Examples of this twist of the two dimensions are Super Meat Boy (2010, Team Meat), Sonic Generations (2011, Sonic Team) and FEZ (2012, Polytron).
Examples of platform video games
In the current market we find a lot of competition in platform video games, we will limit ourselves to mentioning the most noteworthy:
Super Mario Bros: the undisputed king of platform video games. The latest version of the video game is called New Super Mario Bros. U and was released in Europe at the end of 2012 and is exclusive to the Wii U console. One of the novelties introduced in the latest versions of the video game has been the ability for multiple players to participate in the game at the same time.
Game development tools
It is a programming environment that has been packaged as an application program; that is, it consists of a code editor, a compiler, a debugger, and a graphical interface builder, among other features. They are tools that provide a higher level of abstraction than a framework, here are some of the most popular for video game development:
Unity: is a game development ecosystem: a powerful, fully integrated rendering engine with a full set of intuitive tools and fast workflows for creating interactive 3D content; Simple multi-platform publishing and a Community where knowledge is exchanged.
UDK: it is the free version of Unreal Engine 3, it provides access to a set of professional tools used in large video game productions. It also supports mobile development, 3D rendering, animation movie creation, and more.
GameMaker: allows developers to create multi-platform video games. Allows you to export video games to: Android, iOS, HTML5, Mac, Windows, Windows Phone, among others.
Frameworks: In software development, a framework or digital infrastructure is a conceptual and technological structure of defined support, usually with artifacts or specific software modules, which can serve as a basis for the organization and development of software. Typically, it can include program support, libraries, and an interpreted language, among other tools, to help develop and unite the different components of a project. Normally, a framework allows us to develop a video game with a level of depth greater than a development environment. (source: software resources for android platforms)
Gliffy is a popular and cheaper alternative to Microsoft Visio. It is used primarily in software development, planning and documentation, business processes, and organization diagrams, with an emphasis on functional business charts such as diagrams, organization charts, and functional diagrams.
Eclipse Android Developer Tools Bundle v22.6.2-1085508 Eclipse ADT Bundle includes everything you need to develop Android applications:
- Eclipse + ADT plugin
- Android SDK tools
- Tools for the Android platform.

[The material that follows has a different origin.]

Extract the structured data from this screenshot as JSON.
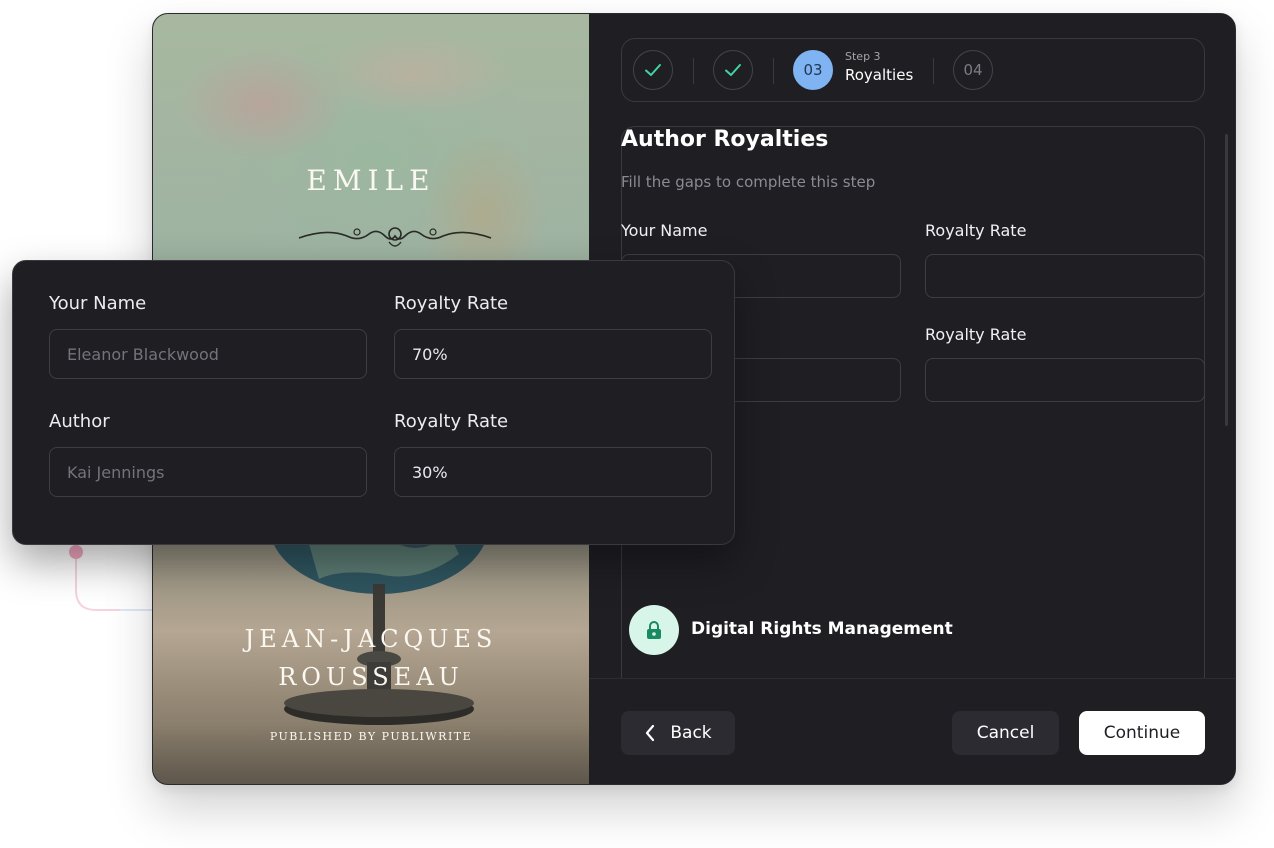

It is a computer program comprised of a set of cross-platform open source programming tools to develop what the project calls “Rich Client Applications”, as opposed to browser-based “Light-Client” applications. This platform has typically been used to develop integrated development environments (IDE), such as the Java IDE called Java Development Toolkit (JDT) and the compiler (ECJ) that is delivered as part of Eclipse (and that are used as well to develop the same Eclipse). However, it can also be used for other types of client applications, such as BitTorrent or Azureus. Eclipse was originally developed by IBM as the successor to its family of tools for VisualAge. Eclipse is now developed by the Eclipse Foundation, an independent non-profit organization that fosters an open source community and a set of complementary products, capabilities, and services.